Dataset rows for apps and sites:

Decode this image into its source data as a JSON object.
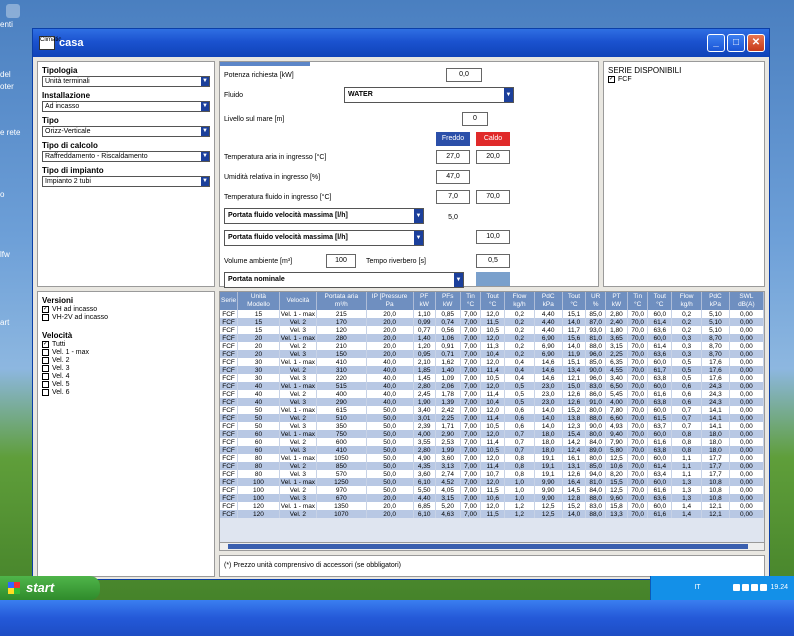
{
  "desktop": {
    "icons": [
      "enti",
      "del",
      "oter",
      "e rete",
      "o",
      "lfw",
      "art"
    ]
  },
  "window": {
    "title": "casa",
    "app_icon": "Climatic"
  },
  "left": {
    "tipologia": {
      "label": "Tipologia",
      "value": "Unità terminali"
    },
    "installazione": {
      "label": "Installazione",
      "value": "Ad incasso"
    },
    "tipo": {
      "label": "Tipo",
      "value": "Orizz-Verticale"
    },
    "tipo_calcolo": {
      "label": "Tipo di calcolo",
      "value": "Raffreddamento - Riscaldamento"
    },
    "tipo_impianto": {
      "label": "Tipo di impianto",
      "value": "Impianto 2 tubi"
    }
  },
  "params": {
    "potenza_label": "Potenza richiesta [kW]",
    "potenza_value": "0,0",
    "fluido_label": "Fluido",
    "fluido_value": "WATER",
    "livello_label": "Livello sul mare [m]",
    "livello_value": "0",
    "freddo": "Freddo",
    "caldo": "Caldo",
    "temp_aria_label": "Temperatura aria in ingresso [°C]",
    "temp_aria_f": "27,0",
    "temp_aria_c": "20,0",
    "umidita_label": "Umidità relativa in ingresso [%]",
    "umidita_value": "47,0",
    "temp_fluido_label": "Temperatura fluido in ingresso [°C]",
    "temp_fluido_f": "7,0",
    "temp_fluido_c": "70,0",
    "portata1_label": "Portata fluido velocità massima [l/h]",
    "portata1_value": "5,0",
    "portata2_label": "Portata fluido velocità massima [l/h]",
    "portata2_value": "10,0",
    "volume_label": "Volume ambiente [m³]",
    "volume_value": "100",
    "tempo_label": "Tempo riverbero [s]",
    "tempo_value": "0,5",
    "portata_nominale": "Portata nominale"
  },
  "serie": {
    "title": "SERIE DISPONIBILI",
    "item": "FCF"
  },
  "versioni": {
    "title": "Versioni",
    "items": [
      {
        "label": "VH ad incasso",
        "checked": true
      },
      {
        "label": "VH-2V ad incasso",
        "checked": false
      }
    ]
  },
  "velocita": {
    "title": "Velocità",
    "items": [
      {
        "label": "Tutti",
        "checked": true
      },
      {
        "label": "Vel. 1 - max",
        "checked": false
      },
      {
        "label": "Vel. 2",
        "checked": false
      },
      {
        "label": "Vel. 3",
        "checked": false
      },
      {
        "label": "Vel. 4",
        "checked": false
      },
      {
        "label": "Vel. 5",
        "checked": false
      },
      {
        "label": "Vel. 6",
        "checked": false
      }
    ]
  },
  "table": {
    "headers": [
      "Serie",
      "Unità Modello",
      "Velocità",
      "Portata aria m³/h",
      "IP [Pressure Pa",
      "PF kW",
      "PFs kW",
      "Tin °C",
      "Tout °C",
      "Flow kg/h",
      "PdC kPa",
      "Tout °C",
      "UR %",
      "PT kW",
      "Tin °C",
      "Tout °C",
      "Flow kg/h",
      "PdC kPa",
      "SWL dB(A)"
    ],
    "rows": [
      [
        "FCF",
        "15",
        "Vel. 1 - max",
        "215",
        "20,0",
        "1,10",
        "0,85",
        "7,00",
        "12,0",
        "0,2",
        "4,40",
        "15,1",
        "85,0",
        "2,80",
        "70,0",
        "60,0",
        "0,2",
        "5,10",
        "0,00"
      ],
      [
        "FCF",
        "15",
        "Vel. 2",
        "170",
        "20,0",
        "0,99",
        "0,74",
        "7,00",
        "11,5",
        "0,2",
        "4,40",
        "14,0",
        "87,0",
        "2,40",
        "70,0",
        "61,4",
        "0,2",
        "5,10",
        "0,00"
      ],
      [
        "FCF",
        "15",
        "Vel. 3",
        "120",
        "20,0",
        "0,77",
        "0,56",
        "7,00",
        "10,5",
        "0,2",
        "4,40",
        "11,7",
        "93,0",
        "1,80",
        "70,0",
        "63,6",
        "0,2",
        "5,10",
        "0,00"
      ],
      [
        "FCF",
        "20",
        "Vel. 1 - max",
        "280",
        "20,0",
        "1,40",
        "1,06",
        "7,00",
        "12,0",
        "0,2",
        "6,90",
        "15,6",
        "81,0",
        "3,65",
        "70,0",
        "60,0",
        "0,3",
        "8,70",
        "0,00"
      ],
      [
        "FCF",
        "20",
        "Vel. 2",
        "210",
        "20,0",
        "1,20",
        "0,91",
        "7,00",
        "11,3",
        "0,2",
        "6,90",
        "14,0",
        "88,0",
        "3,15",
        "70,0",
        "61,4",
        "0,3",
        "8,70",
        "0,00"
      ],
      [
        "FCF",
        "20",
        "Vel. 3",
        "150",
        "20,0",
        "0,95",
        "0,71",
        "7,00",
        "10,4",
        "0,2",
        "6,90",
        "11,9",
        "96,0",
        "2,25",
        "70,0",
        "63,6",
        "0,3",
        "8,70",
        "0,00"
      ],
      [
        "FCF",
        "30",
        "Vel. 1 - max",
        "410",
        "40,0",
        "2,10",
        "1,62",
        "7,00",
        "12,0",
        "0,4",
        "14,6",
        "15,1",
        "85,0",
        "6,35",
        "70,0",
        "60,0",
        "0,5",
        "17,6",
        "0,00"
      ],
      [
        "FCF",
        "30",
        "Vel. 2",
        "310",
        "40,0",
        "1,85",
        "1,40",
        "7,00",
        "11,4",
        "0,4",
        "14,6",
        "13,4",
        "90,0",
        "4,55",
        "70,0",
        "61,7",
        "0,5",
        "17,6",
        "0,00"
      ],
      [
        "FCF",
        "30",
        "Vel. 3",
        "220",
        "40,0",
        "1,45",
        "1,09",
        "7,00",
        "10,5",
        "0,4",
        "14,6",
        "12,1",
        "96,0",
        "3,40",
        "70,0",
        "63,8",
        "0,5",
        "17,6",
        "0,00"
      ],
      [
        "FCF",
        "40",
        "Vel. 1 - max",
        "515",
        "40,0",
        "2,80",
        "2,06",
        "7,00",
        "12,0",
        "0,5",
        "23,0",
        "15,0",
        "83,0",
        "6,50",
        "70,0",
        "60,0",
        "0,6",
        "24,3",
        "0,00"
      ],
      [
        "FCF",
        "40",
        "Vel. 2",
        "400",
        "40,0",
        "2,45",
        "1,78",
        "7,00",
        "11,4",
        "0,5",
        "23,0",
        "12,6",
        "86,0",
        "5,45",
        "70,0",
        "61,6",
        "0,6",
        "24,3",
        "0,00"
      ],
      [
        "FCF",
        "40",
        "Vel. 3",
        "290",
        "40,0",
        "1,90",
        "1,39",
        "7,00",
        "10,4",
        "0,5",
        "23,0",
        "12,6",
        "91,0",
        "4,00",
        "70,0",
        "63,8",
        "0,6",
        "24,3",
        "0,00"
      ],
      [
        "FCF",
        "50",
        "Vel. 1 - max",
        "615",
        "50,0",
        "3,40",
        "2,42",
        "7,00",
        "12,0",
        "0,6",
        "14,0",
        "15,2",
        "80,0",
        "7,80",
        "70,0",
        "60,0",
        "0,7",
        "14,1",
        "0,00"
      ],
      [
        "FCF",
        "50",
        "Vel. 2",
        "510",
        "50,0",
        "3,01",
        "2,25",
        "7,00",
        "11,4",
        "0,6",
        "14,0",
        "13,8",
        "88,0",
        "6,60",
        "70,0",
        "61,5",
        "0,7",
        "14,1",
        "0,00"
      ],
      [
        "FCF",
        "50",
        "Vel. 3",
        "350",
        "50,0",
        "2,39",
        "1,71",
        "7,00",
        "10,5",
        "0,6",
        "14,0",
        "12,3",
        "90,0",
        "4,93",
        "70,0",
        "63,7",
        "0,7",
        "14,1",
        "0,00"
      ],
      [
        "FCF",
        "60",
        "Vel. 1 - max",
        "750",
        "50,0",
        "4,00",
        "2,90",
        "7,00",
        "12,0",
        "0,7",
        "18,0",
        "15,4",
        "80,0",
        "9,40",
        "70,0",
        "60,0",
        "0,8",
        "18,0",
        "0,00"
      ],
      [
        "FCF",
        "60",
        "Vel. 2",
        "600",
        "50,0",
        "3,55",
        "2,53",
        "7,00",
        "11,4",
        "0,7",
        "18,0",
        "14,2",
        "84,0",
        "7,90",
        "70,0",
        "61,6",
        "0,8",
        "18,0",
        "0,00"
      ],
      [
        "FCF",
        "60",
        "Vel. 3",
        "410",
        "50,0",
        "2,80",
        "1,99",
        "7,00",
        "10,5",
        "0,7",
        "18,0",
        "12,4",
        "89,0",
        "5,80",
        "70,0",
        "63,8",
        "0,8",
        "18,0",
        "0,00"
      ],
      [
        "FCF",
        "80",
        "Vel. 1 - max",
        "1050",
        "50,0",
        "4,90",
        "3,60",
        "7,00",
        "12,0",
        "0,8",
        "19,1",
        "16,1",
        "80,0",
        "12,5",
        "70,0",
        "60,0",
        "1,1",
        "17,7",
        "0,00"
      ],
      [
        "FCF",
        "80",
        "Vel. 2",
        "850",
        "50,0",
        "4,35",
        "3,13",
        "7,00",
        "11,4",
        "0,8",
        "19,1",
        "13,1",
        "85,0",
        "10,6",
        "70,0",
        "61,4",
        "1,1",
        "17,7",
        "0,00"
      ],
      [
        "FCF",
        "80",
        "Vel. 3",
        "570",
        "50,0",
        "3,60",
        "2,74",
        "7,00",
        "10,7",
        "0,8",
        "19,1",
        "12,6",
        "94,0",
        "8,20",
        "70,0",
        "63,4",
        "1,1",
        "17,7",
        "0,00"
      ],
      [
        "FCF",
        "100",
        "Vel. 1 - max",
        "1250",
        "50,0",
        "6,10",
        "4,52",
        "7,00",
        "12,0",
        "1,0",
        "9,90",
        "16,4",
        "81,0",
        "15,5",
        "70,0",
        "60,0",
        "1,3",
        "10,8",
        "0,00"
      ],
      [
        "FCF",
        "100",
        "Vel. 2",
        "970",
        "50,0",
        "5,50",
        "4,05",
        "7,00",
        "11,5",
        "1,0",
        "9,90",
        "14,5",
        "84,0",
        "12,5",
        "70,0",
        "61,6",
        "1,3",
        "10,8",
        "0,00"
      ],
      [
        "FCF",
        "100",
        "Vel. 3",
        "670",
        "20,0",
        "4,40",
        "3,15",
        "7,00",
        "10,6",
        "1,0",
        "9,90",
        "12,8",
        "88,0",
        "9,60",
        "70,0",
        "63,6",
        "1,3",
        "10,8",
        "0,00"
      ],
      [
        "FCF",
        "120",
        "Vel. 1 - max",
        "1350",
        "20,0",
        "6,85",
        "5,20",
        "7,00",
        "12,0",
        "1,2",
        "12,5",
        "15,2",
        "83,0",
        "15,8",
        "70,0",
        "60,0",
        "1,4",
        "12,1",
        "0,00"
      ],
      [
        "FCF",
        "120",
        "Vel. 2",
        "1070",
        "20,0",
        "6,10",
        "4,63",
        "7,00",
        "11,5",
        "1,2",
        "12,5",
        "14,0",
        "88,0",
        "13,3",
        "70,0",
        "61,6",
        "1,4",
        "12,1",
        "0,00"
      ]
    ]
  },
  "footnote": "(*) Prezzo unità comprensivo di accessori (se obbligatori)",
  "taskbar": {
    "start": "start",
    "clock": "19.24",
    "tray_text": "IT"
  }
}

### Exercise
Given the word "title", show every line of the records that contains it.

### Solved problem
    "title": "casa",
    "title": "SERIE DISPONIBILI",
    "title": "Versioni",
    "title": "Velocità",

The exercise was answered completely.